Traders v. Gibson: Injury claim between co-habiting family covered by homeowner’s policy despite “household exclusion”
An Ontario court recently found that a personal injury claim, by a daughter against her mother, was covered by homeowner’s insurance. The two lived together and the policy contained an exclusion for claims arising from injury to “any person residing in [the] household”. However, the court concluded that the daughter was a “tenant” under the policy and therefore the exclusion did not apply. In the absence of explicit terms, the court concluded that the insured had a reasonable expectation of coverage for claims made by tenants, even if that tenant was a family member.
In Pembridge Insurance Company of Canada v Chu, a judge of Ontario’s Superior Court of Justice recently concluded that insurance policies ought to be interpreted differently when multiple insurers are involved. In this problematic decision, the court deviated from the long-standing rule that exclusion clauses should be interpreted “narrowly”. Remarkably, the court began with the assumption that one of the insurance policies must respond to the loss. Based on this assumption, the court decided that different rules of contractual interpretation would apply.
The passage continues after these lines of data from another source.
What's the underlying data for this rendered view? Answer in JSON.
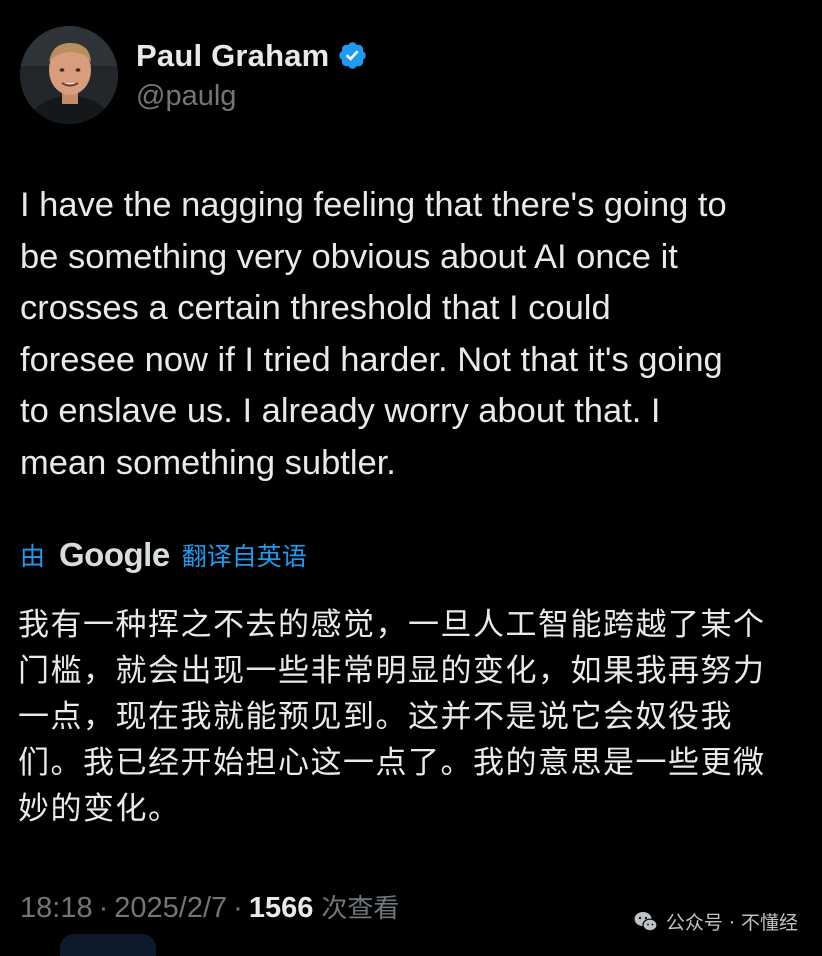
{
  "author": {
    "display_name": "Paul Graham",
    "handle": "@paulg",
    "verified": true
  },
  "tweet": {
    "text": "I have the nagging feeling that there's going to\nbe something very obvious about AI once it\ncrosses a certain threshold that I could\nforesee now if I tried harder. Not that it's going\nto enslave us. I already worry about that. I\nmean something subtler."
  },
  "translation": {
    "by_label": "由",
    "provider": "Google",
    "label": "翻译自英语",
    "text": "我有一种挥之不去的感觉，一旦人工智能跨越了某个\n门槛，就会出现一些非常明显的变化，如果我再努力\n一点，现在我就能预见到。这并不是说它会奴役我\n们。我已经开始担心这一点了。我的意思是一些更微\n妙的变化。"
  },
  "meta": {
    "time": "18:18",
    "date": "2025/2/7",
    "separator": "·",
    "views_count": "1566",
    "views_label": "次查看"
  },
  "watermark": {
    "text": "公众号 · 不懂经",
    "icon": "wechat-icon"
  },
  "colors": {
    "background": "#000000",
    "text_primary": "#e7e9ea",
    "text_secondary": "#71767b",
    "accent": "#1d9bf0"
  }
}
This case is problematic because (i) it conflicts with the well-established rules for policy interpretation; (ii) it suggests that a policy can be interpreted by looking outside the contract to its effect on a non-party; and (iii) the assumption that one policy must indemnify the insured was both irrelevant and an improper consideration on a duty to defend application. Absent appellate guidance, this decision may create confusion and unintended consequences on coverage applications involving multiple insurers.